[Data items]
___
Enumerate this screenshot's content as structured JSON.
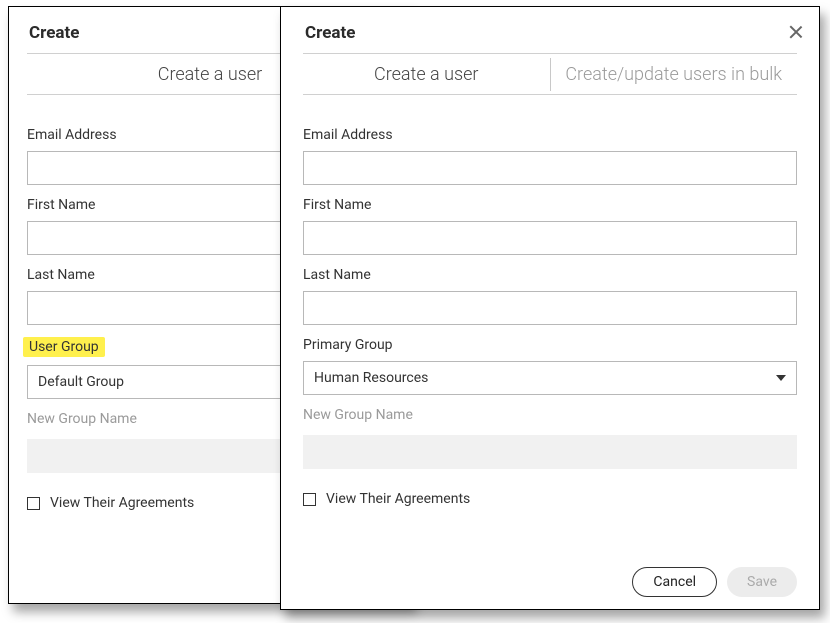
{
  "left": {
    "title": "Create",
    "tab_label": "Create a user",
    "email_label": "Email Address",
    "first_name_label": "First Name",
    "last_name_label": "Last Name",
    "group_label": "User Group",
    "group_value": "Default Group",
    "new_group_label": "New Group Name",
    "view_agreements": "View Their Agreements"
  },
  "right": {
    "title": "Create",
    "tabs": {
      "create_user": "Create a user",
      "bulk": "Create/update users in bulk"
    },
    "email_label": "Email Address",
    "first_name_label": "First Name",
    "last_name_label": "Last Name",
    "group_label": "Primary Group",
    "group_value": "Human Resources",
    "new_group_label": "New Group Name",
    "view_agreements": "View Their Agreements",
    "cancel": "Cancel",
    "save": "Save"
  }
}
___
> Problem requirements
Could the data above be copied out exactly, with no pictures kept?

> Reply to the task
Enumerate this screenshot's content as structured JSON.
{
  "left": {
    "title": "Create",
    "tab_label": "Create a user",
    "email_label": "Email Address",
    "first_name_label": "First Name",
    "last_name_label": "Last Name",
    "group_label": "User Group",
    "group_value": "Default Group",
    "new_group_label": "New Group Name",
    "view_agreements": "View Their Agreements"
  },
  "right": {
    "title": "Create",
    "tabs": {
      "create_user": "Create a user",
      "bulk": "Create/update users in bulk"
    },
    "email_label": "Email Address",
    "first_name_label": "First Name",
    "last_name_label": "Last Name",
    "group_label": "Primary Group",
    "group_value": "Human Resources",
    "new_group_label": "New Group Name",
    "view_agreements": "View Their Agreements",
    "cancel": "Cancel",
    "save": "Save"
  }
}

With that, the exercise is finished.